§ **WHAT YOU WILL DO**
If an entry holds a picture, leave that picture out; copy everything else exactly.

§ **RECORD EXCERPTS**
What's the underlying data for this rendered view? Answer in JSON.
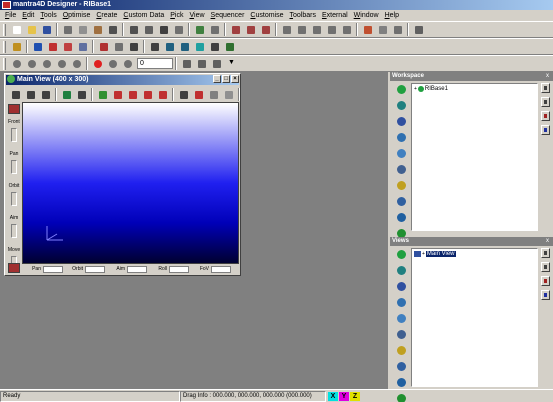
{
  "window": {
    "title": "mantra4D Designer - RIBase1"
  },
  "menu": [
    "File",
    "Edit",
    "Tools",
    "Optimise",
    "Create",
    "Custom Data",
    "Pick",
    "View",
    "Sequencer",
    "Customise",
    "Toolbars",
    "External",
    "Window",
    "Help"
  ],
  "toolbar": {
    "frame_value": "0",
    "row1_icons": [
      {
        "name": "new-icon",
        "color": "#ffffff"
      },
      {
        "name": "open-icon",
        "color": "#e6c34a"
      },
      {
        "name": "save-icon",
        "color": "#3050a0"
      },
      {
        "name": "cut-icon",
        "color": "#707070"
      },
      {
        "name": "copy-icon",
        "color": "#909090"
      },
      {
        "name": "paste-icon",
        "color": "#a07040"
      },
      {
        "name": "undo-icon",
        "color": "#505050"
      },
      {
        "name": "redo-icon",
        "color": "#505050"
      },
      {
        "name": "find-icon",
        "color": "#606060"
      },
      {
        "name": "binoculars-icon",
        "color": "#404040"
      },
      {
        "name": "zoom-icon",
        "color": "#707070"
      },
      {
        "name": "select-icon",
        "color": "#408040"
      },
      {
        "name": "target-icon",
        "color": "#707070"
      },
      {
        "name": "frame-icon",
        "color": "#a04040"
      },
      {
        "name": "frame2-icon",
        "color": "#a04040"
      },
      {
        "name": "frame3-icon",
        "color": "#a04040"
      },
      {
        "name": "move-icon",
        "color": "#707070"
      },
      {
        "name": "rotate-icon",
        "color": "#707070"
      },
      {
        "name": "scale-icon",
        "color": "#707070"
      },
      {
        "name": "align-icon",
        "color": "#707070"
      },
      {
        "name": "snap-icon",
        "color": "#707070"
      },
      {
        "name": "paint-icon",
        "color": "#c05030"
      },
      {
        "name": "light-icon",
        "color": "#808080"
      },
      {
        "name": "camera-icon",
        "color": "#707070"
      },
      {
        "name": "antenna-icon",
        "color": "#606060"
      }
    ],
    "row2_icons": [
      {
        "name": "material-icon",
        "color": "#c09020"
      },
      {
        "name": "cube-icon",
        "color": "#2050b0"
      },
      {
        "name": "sphere-icon",
        "color": "#c03030"
      },
      {
        "name": "particles-icon",
        "color": "#c04040"
      },
      {
        "name": "bones-icon",
        "color": "#6070a0"
      },
      {
        "name": "layers-icon",
        "color": "#b03030"
      },
      {
        "name": "grid-icon",
        "color": "#707070"
      },
      {
        "name": "texture-icon",
        "color": "#404040"
      },
      {
        "name": "link-icon",
        "color": "#404040"
      },
      {
        "name": "car-icon",
        "color": "#206080"
      },
      {
        "name": "vehicle-icon",
        "color": "#206080"
      },
      {
        "name": "scene-icon",
        "color": "#20a0a0"
      },
      {
        "name": "mesh-icon",
        "color": "#404040"
      },
      {
        "name": "export-icon",
        "color": "#307030"
      }
    ],
    "row3_icons": [
      {
        "name": "rewind-icon",
        "color": "#707070"
      },
      {
        "name": "step-back-icon",
        "color": "#707070"
      },
      {
        "name": "play-back-icon",
        "color": "#707070"
      },
      {
        "name": "play-icon",
        "color": "#707070"
      },
      {
        "name": "step-forward-icon",
        "color": "#707070"
      },
      {
        "name": "record-icon",
        "color": "#e02020"
      },
      {
        "name": "loop-icon",
        "color": "#707070"
      },
      {
        "name": "pingpong-icon",
        "color": "#707070"
      }
    ],
    "row3_icons_after": [
      {
        "name": "infinity-icon",
        "color": "#606060"
      },
      {
        "name": "speed-icon",
        "color": "#606060"
      },
      {
        "name": "timer-icon",
        "color": "#606060"
      }
    ]
  },
  "main_view": {
    "title": "Main View (400 x 300)",
    "icons": [
      {
        "name": "cube-front-icon",
        "color": "#404040"
      },
      {
        "name": "cube-side-icon",
        "color": "#404040"
      },
      {
        "name": "cube-top-icon",
        "color": "#404040"
      },
      {
        "name": "shaded-icon",
        "color": "#208040"
      },
      {
        "name": "print-icon",
        "color": "#404040"
      },
      {
        "name": "texture-view-icon",
        "color": "#309030"
      },
      {
        "name": "wire-icon",
        "color": "#c03030"
      },
      {
        "name": "edges-icon",
        "color": "#c03030"
      },
      {
        "name": "bounds-icon",
        "color": "#c03030"
      },
      {
        "name": "normals-icon",
        "color": "#c03030"
      },
      {
        "name": "light-view-icon",
        "color": "#404040"
      },
      {
        "name": "color-icon",
        "color": "#c03030"
      },
      {
        "name": "gray-icon",
        "color": "#808080"
      },
      {
        "name": "gray2-icon",
        "color": "#909090"
      }
    ],
    "side_labels": [
      "Front",
      "Pan",
      "Orbit",
      "Aim",
      "Move"
    ],
    "bottom_labels": [
      "Pan",
      "Orbit",
      "Aim",
      "Roll",
      "FoV"
    ]
  },
  "workspace": {
    "title": "Workspace",
    "tree_root": "RIBase1",
    "close_glyph": "x",
    "icons": [
      {
        "name": "globe-icon",
        "color": "#20a040"
      },
      {
        "name": "shield-icon",
        "color": "#208080"
      },
      {
        "name": "link-chain-icon",
        "color": "#3050a0"
      },
      {
        "name": "trophy-icon",
        "color": "#3070b0"
      },
      {
        "name": "drop-icon",
        "color": "#4080c0"
      },
      {
        "name": "medal-icon",
        "color": "#406090"
      },
      {
        "name": "bulb-icon",
        "color": "#c0a020"
      },
      {
        "name": "pen-icon",
        "color": "#3060a0"
      },
      {
        "name": "car-icon",
        "color": "#2060a0"
      },
      {
        "name": "help-icon",
        "color": "#209030"
      }
    ],
    "right_icons": [
      {
        "name": "list-icon",
        "color": "#404040"
      },
      {
        "name": "clipboard-icon",
        "color": "#404040"
      },
      {
        "name": "trash-icon",
        "color": "#a02020"
      },
      {
        "name": "hourglass-icon",
        "color": "#2030a0"
      }
    ]
  },
  "views": {
    "title": "Views",
    "tree_root": "Main View",
    "close_glyph": "x"
  },
  "status": {
    "ready": "Ready",
    "drag_info": "Drag Info : 000.000, 000.000, 000.000  (000.000)",
    "axes": [
      {
        "label": "X",
        "color": "#00e0e0"
      },
      {
        "label": "Y",
        "color": "#e000e0"
      },
      {
        "label": "Z",
        "color": "#e0e000"
      }
    ]
  }
}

§ **SOLUTION**
What's the underlying data for this rendered view? Answer in JSON.
{
  "window": {
    "title": "mantra4D Designer - RIBase1"
  },
  "menu": [
    "File",
    "Edit",
    "Tools",
    "Optimise",
    "Create",
    "Custom Data",
    "Pick",
    "View",
    "Sequencer",
    "Customise",
    "Toolbars",
    "External",
    "Window",
    "Help"
  ],
  "toolbar": {
    "frame_value": "0",
    "row1_icons": [
      {
        "name": "new-icon",
        "color": "#ffffff"
      },
      {
        "name": "open-icon",
        "color": "#e6c34a"
      },
      {
        "name": "save-icon",
        "color": "#3050a0"
      },
      {
        "name": "cut-icon",
        "color": "#707070"
      },
      {
        "name": "copy-icon",
        "color": "#909090"
      },
      {
        "name": "paste-icon",
        "color": "#a07040"
      },
      {
        "name": "undo-icon",
        "color": "#505050"
      },
      {
        "name": "redo-icon",
        "color": "#505050"
      },
      {
        "name": "find-icon",
        "color": "#606060"
      },
      {
        "name": "binoculars-icon",
        "color": "#404040"
      },
      {
        "name": "zoom-icon",
        "color": "#707070"
      },
      {
        "name": "select-icon",
        "color": "#408040"
      },
      {
        "name": "target-icon",
        "color": "#707070"
      },
      {
        "name": "frame-icon",
        "color": "#a04040"
      },
      {
        "name": "frame2-icon",
        "color": "#a04040"
      },
      {
        "name": "frame3-icon",
        "color": "#a04040"
      },
      {
        "name": "move-icon",
        "color": "#707070"
      },
      {
        "name": "rotate-icon",
        "color": "#707070"
      },
      {
        "name": "scale-icon",
        "color": "#707070"
      },
      {
        "name": "align-icon",
        "color": "#707070"
      },
      {
        "name": "snap-icon",
        "color": "#707070"
      },
      {
        "name": "paint-icon",
        "color": "#c05030"
      },
      {
        "name": "light-icon",
        "color": "#808080"
      },
      {
        "name": "camera-icon",
        "color": "#707070"
      },
      {
        "name": "antenna-icon",
        "color": "#606060"
      }
    ],
    "row2_icons": [
      {
        "name": "material-icon",
        "color": "#c09020"
      },
      {
        "name": "cube-icon",
        "color": "#2050b0"
      },
      {
        "name": "sphere-icon",
        "color": "#c03030"
      },
      {
        "name": "particles-icon",
        "color": "#c04040"
      },
      {
        "name": "bones-icon",
        "color": "#6070a0"
      },
      {
        "name": "layers-icon",
        "color": "#b03030"
      },
      {
        "name": "grid-icon",
        "color": "#707070"
      },
      {
        "name": "texture-icon",
        "color": "#404040"
      },
      {
        "name": "link-icon",
        "color": "#404040"
      },
      {
        "name": "car-icon",
        "color": "#206080"
      },
      {
        "name": "vehicle-icon",
        "color": "#206080"
      },
      {
        "name": "scene-icon",
        "color": "#20a0a0"
      },
      {
        "name": "mesh-icon",
        "color": "#404040"
      },
      {
        "name": "export-icon",
        "color": "#307030"
      }
    ],
    "row3_icons": [
      {
        "name": "rewind-icon",
        "color": "#707070"
      },
      {
        "name": "step-back-icon",
        "color": "#707070"
      },
      {
        "name": "play-back-icon",
        "color": "#707070"
      },
      {
        "name": "play-icon",
        "color": "#707070"
      },
      {
        "name": "step-forward-icon",
        "color": "#707070"
      },
      {
        "name": "record-icon",
        "color": "#e02020"
      },
      {
        "name": "loop-icon",
        "color": "#707070"
      },
      {
        "name": "pingpong-icon",
        "color": "#707070"
      }
    ],
    "row3_icons_after": [
      {
        "name": "infinity-icon",
        "color": "#606060"
      },
      {
        "name": "speed-icon",
        "color": "#606060"
      },
      {
        "name": "timer-icon",
        "color": "#606060"
      }
    ]
  },
  "main_view": {
    "title": "Main View (400 x 300)",
    "icons": [
      {
        "name": "cube-front-icon",
        "color": "#404040"
      },
      {
        "name": "cube-side-icon",
        "color": "#404040"
      },
      {
        "name": "cube-top-icon",
        "color": "#404040"
      },
      {
        "name": "shaded-icon",
        "color": "#208040"
      },
      {
        "name": "print-icon",
        "color": "#404040"
      },
      {
        "name": "texture-view-icon",
        "color": "#309030"
      },
      {
        "name": "wire-icon",
        "color": "#c03030"
      },
      {
        "name": "edges-icon",
        "color": "#c03030"
      },
      {
        "name": "bounds-icon",
        "color": "#c03030"
      },
      {
        "name": "normals-icon",
        "color": "#c03030"
      },
      {
        "name": "light-view-icon",
        "color": "#404040"
      },
      {
        "name": "color-icon",
        "color": "#c03030"
      },
      {
        "name": "gray-icon",
        "color": "#808080"
      },
      {
        "name": "gray2-icon",
        "color": "#909090"
      }
    ],
    "side_labels": [
      "Front",
      "Pan",
      "Orbit",
      "Aim",
      "Move"
    ],
    "bottom_labels": [
      "Pan",
      "Orbit",
      "Aim",
      "Roll",
      "FoV"
    ]
  },
  "workspace": {
    "title": "Workspace",
    "tree_root": "RIBase1",
    "close_glyph": "x",
    "icons": [
      {
        "name": "globe-icon",
        "color": "#20a040"
      },
      {
        "name": "shield-icon",
        "color": "#208080"
      },
      {
        "name": "link-chain-icon",
        "color": "#3050a0"
      },
      {
        "name": "trophy-icon",
        "color": "#3070b0"
      },
      {
        "name": "drop-icon",
        "color": "#4080c0"
      },
      {
        "name": "medal-icon",
        "color": "#406090"
      },
      {
        "name": "bulb-icon",
        "color": "#c0a020"
      },
      {
        "name": "pen-icon",
        "color": "#3060a0"
      },
      {
        "name": "car-icon",
        "color": "#2060a0"
      },
      {
        "name": "help-icon",
        "color": "#209030"
      }
    ],
    "right_icons": [
      {
        "name": "list-icon",
        "color": "#404040"
      },
      {
        "name": "clipboard-icon",
        "color": "#404040"
      },
      {
        "name": "trash-icon",
        "color": "#a02020"
      },
      {
        "name": "hourglass-icon",
        "color": "#2030a0"
      }
    ]
  },
  "views": {
    "title": "Views",
    "tree_root": "Main View",
    "close_glyph": "x"
  },
  "status": {
    "ready": "Ready",
    "drag_info": "Drag Info : 000.000, 000.000, 000.000  (000.000)",
    "axes": [
      {
        "label": "X",
        "color": "#00e0e0"
      },
      {
        "label": "Y",
        "color": "#e000e0"
      },
      {
        "label": "Z",
        "color": "#e0e000"
      }
    ]
  }
}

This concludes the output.